Undoubtedly, the 2010s has seen both blossom into world-class competitors, heralding an exciting generation of talented skaters to hail from the province, including the likes of Bailey and Shelby Bram, Delayne Brian and Jocelyne Larocque, among others. Although Lacquette was an opponent of Krzyzaniak at the NCAA level, skating for the WCHA’s Minnesota-Duluth Bulldogs, one of North Dakota’s key conference rivals, there was no shortage of mutual respect, both displaying Manitoba pride on the ice.
Lacquette and Krzyzaniak would also skate together for Canada in four different international events, gaining podium finishes each time.
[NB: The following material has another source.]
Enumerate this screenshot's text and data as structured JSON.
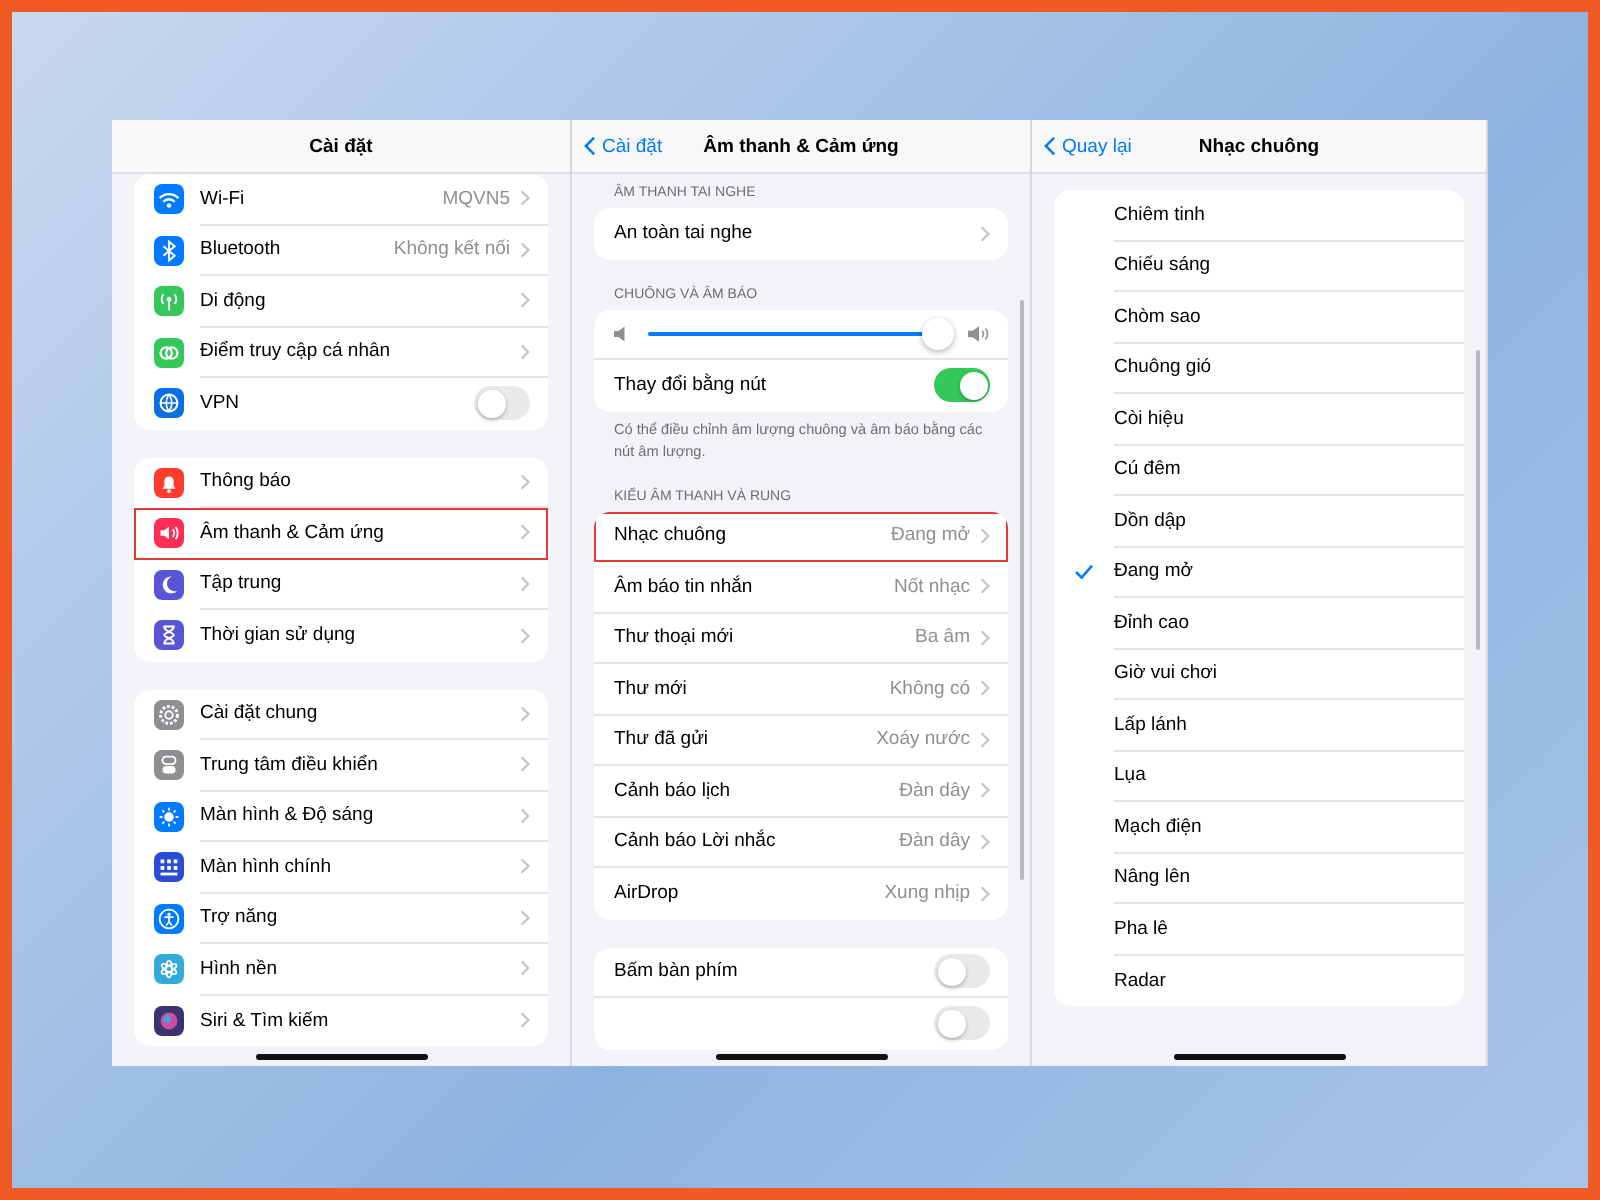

Beginning with the 2015 IIHF Women’s World Championships, the year would culminate as teammates at the 4 Nations Cup. Over the course of the next two years, they were part of Canada’s defensive unit at the 2016 IIHF Worlds, along with a stint on Canada’s Under-22/National Women’s Development Team at the 2017 Nations Cup.
With the decade winding down, the two are not only the foundation of an Inferno defensive unit that remains in the Clarkson Cup conversation, they have also enjoyed the shared milestone of skating for Team Purple as CWHL All-Stars. Gaining over 90% of the online fan vote, Lacquette was bestowed the honor of captaincy at the All-Star Game. Markham Thunder goaltender Liz Knox would place second in said vote, taking on the role of captain with Team Gold.
At the helm of Team Purple, Lacquette used one of her top picks in the Frozen Fantasy All-Star Draft, which determines the starting lineups for both teams, to welcome Halli Krzyzaniak into the fold. Jubilant at joining Lacquette in the starting lineup, it was one which included Emerance Maschmeyer, another alum from the 2011 Canada Winter Games, Sarah Nurse, a first round pick for the Toronto Furies, the iconic Marie-Philip Poulin, and fellow Inferno teammate Turnbull.
Marking more than just a season highlight, but one of the highpoints of a celebrated career, being introduced on NHL ice in such a revered venue, with thousands of fans in attendance and a national television audience, the combination of adrenaline and awe provided Krzyzaniak with a special occasion that shall be gleefully reminisced upon in later years,
“Being a part of the starting line-up was truly special. I think it speaks to how comfortable Brigette and I are playing together in Calgary that she chose me to start the game with her in Toronto. My favorite moment of the weekend was coming out for the starting line-ups, standing on the blue line and feeling how much energy the fans brought to the rink.”
“All quotes obtained first hand unless otherwise indicated”
Photo credits: Inferno game action photo by Dave Holland
Hockey Canada Centennial Jersey by Hockey Canada Images
Acknowledgements: Tammy Schwass